During the '70s, multi-instrumentalist Charlie Miller was in New York playing salsa and jazz. The most important thing, however, was the heightening of his learning curve already well tempered by his rearing in New Orleans and his years with Dr. John. A continual curiosity now leads him down flamenco and experimental paths, although on Peace Horn From New Orleans we get pieces with mossy, festive, melancholic, swinging, bluesy, tasty, as well as serene solo gumbos.
This recording is a solo effort featuring original material written by Miller, all but two tunes performed on the trumpet and the remaining on the flute. The touches of flute are quite welcome. May the memory of Alberto Socarrás, one of Miller’s teachers and performer of the first flute jazz solo, be honored in those renditions.
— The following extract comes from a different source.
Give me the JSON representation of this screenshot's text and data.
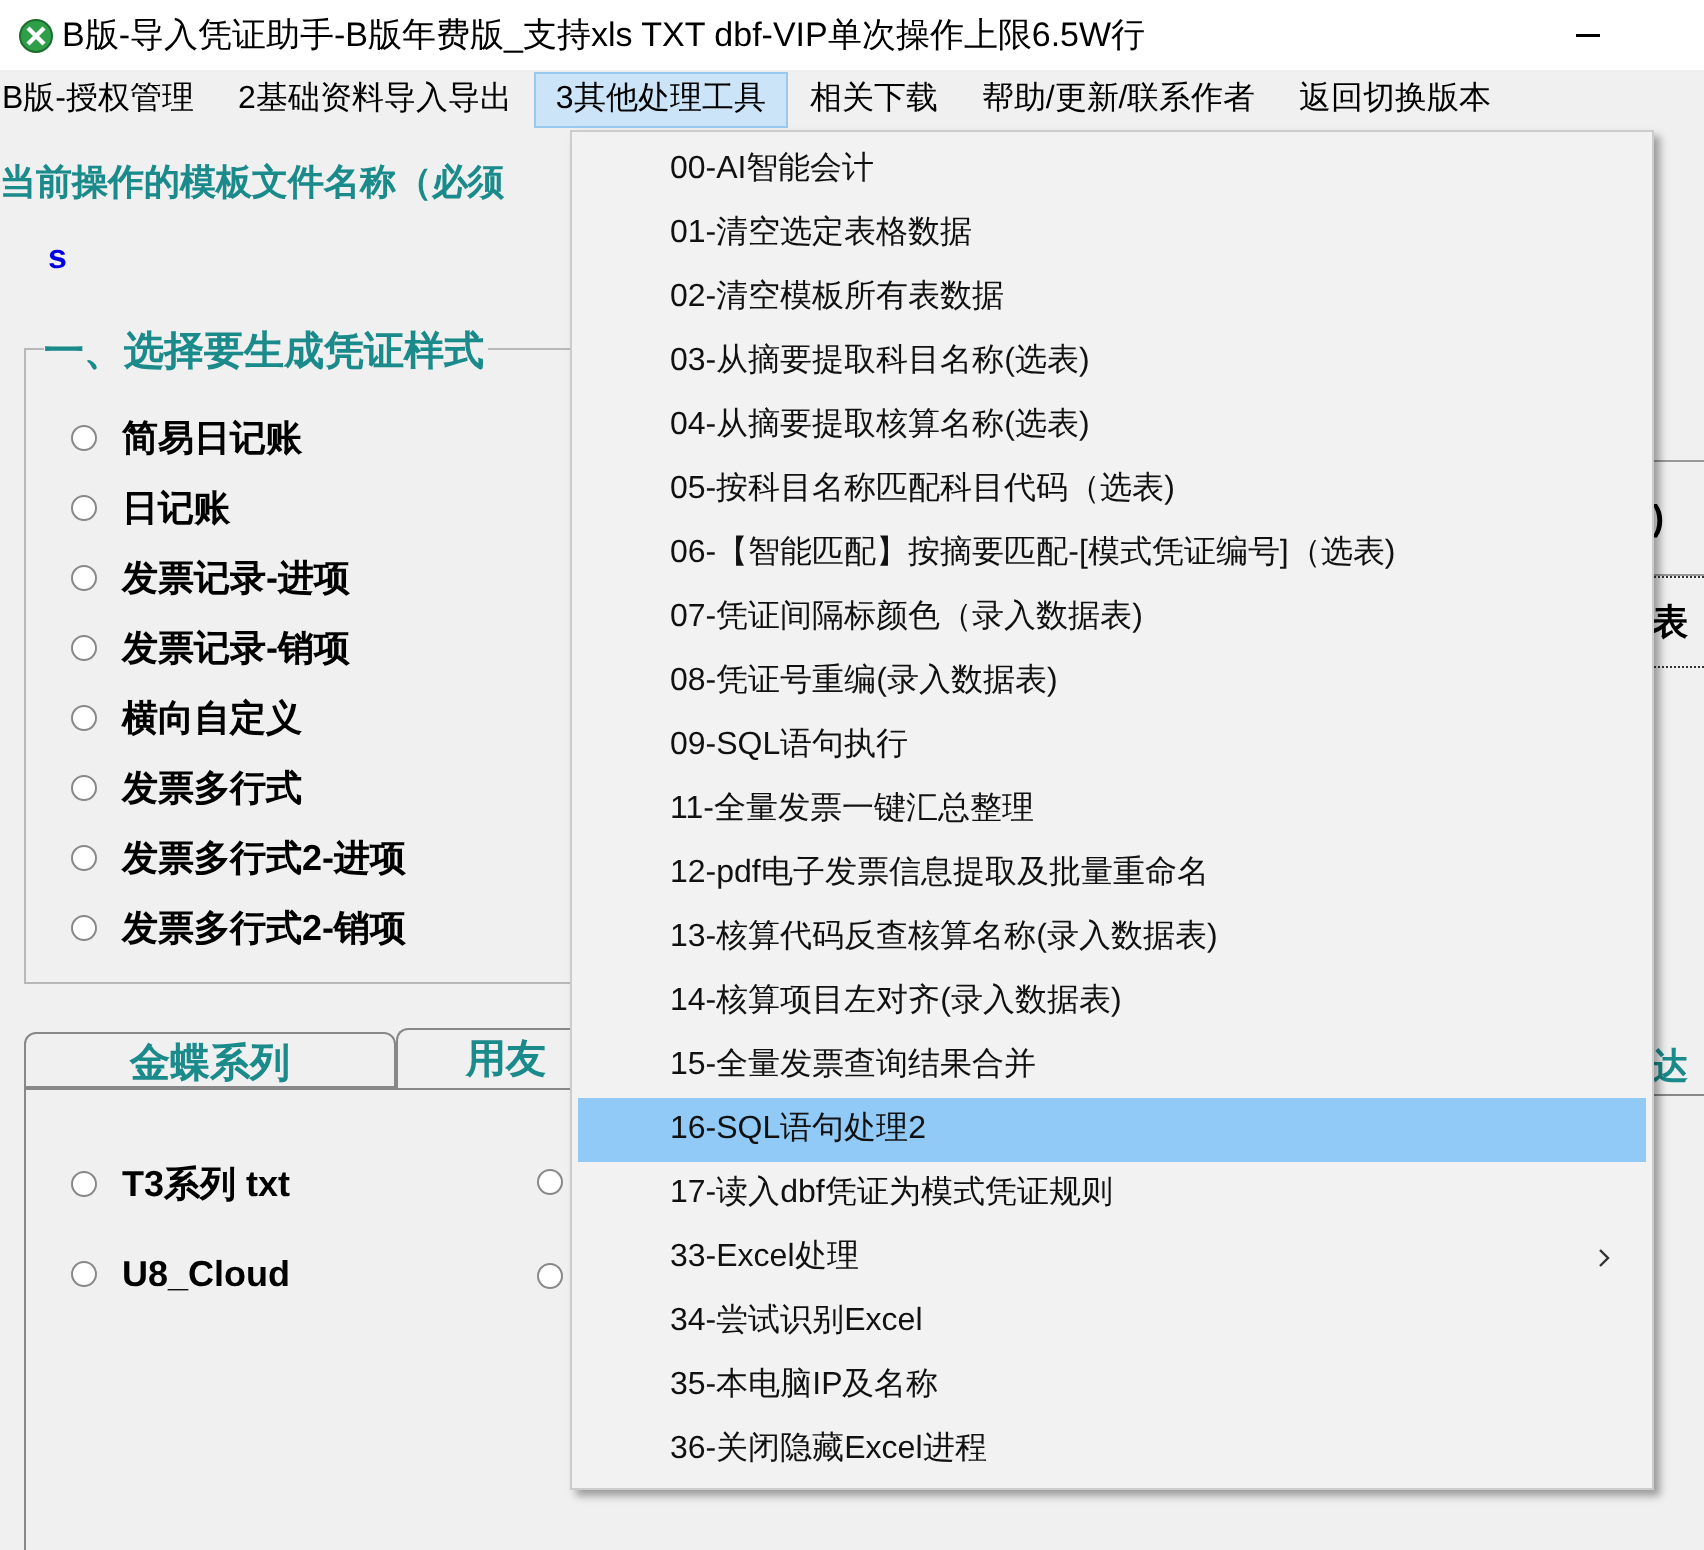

Aside from the engaging compositions –featuring a wide range of emotions seasoned à la Orleans/USA– Miller’s technique and intelligent use of effects in his trumpet playing keep the solo effort from becoming a boredom quagmire. He stays mostly within a comfortable mid- register range, with a clear tone also capable of getting down with the New Orleans street, while sustaining the register of the notes with able breathing producing a multi-personality sound. Granted, he can hit ’em high C’s, but feeling, taste, and Southern musical hospitality prevail throughout.
Track Listing: 1. DayBreak 2. Lullaby Grand Mere (Flute) 3. Toe-Tapper 4. Peace Horn 5. Sweet Magnolia Blues 6.
Mr. Blue Heron 7. Ole Man Blues 8. Lullaby Ma Mere 9. Dialog With Oneself 10. Evening Song 11.
Eternal Grace (Flute) 12. Tribute To New Orleans Hispanics 13. Lullaby Peace Dreams
I love jazz because anything is possible; it has few rules and the best jazz breaks those ones. I prefer free improv because it doesn't really have any rules at all.
I was first exposed to jazz in my teens (in the late sixties).
The first jazz record I bought was Filles de Kilimanjaro by Miles Davis, shortly followed by Extrapolation by John McLaughlin.
My advice to new listeners is to listen as widely as possible and not to make snap judgments--stick with it.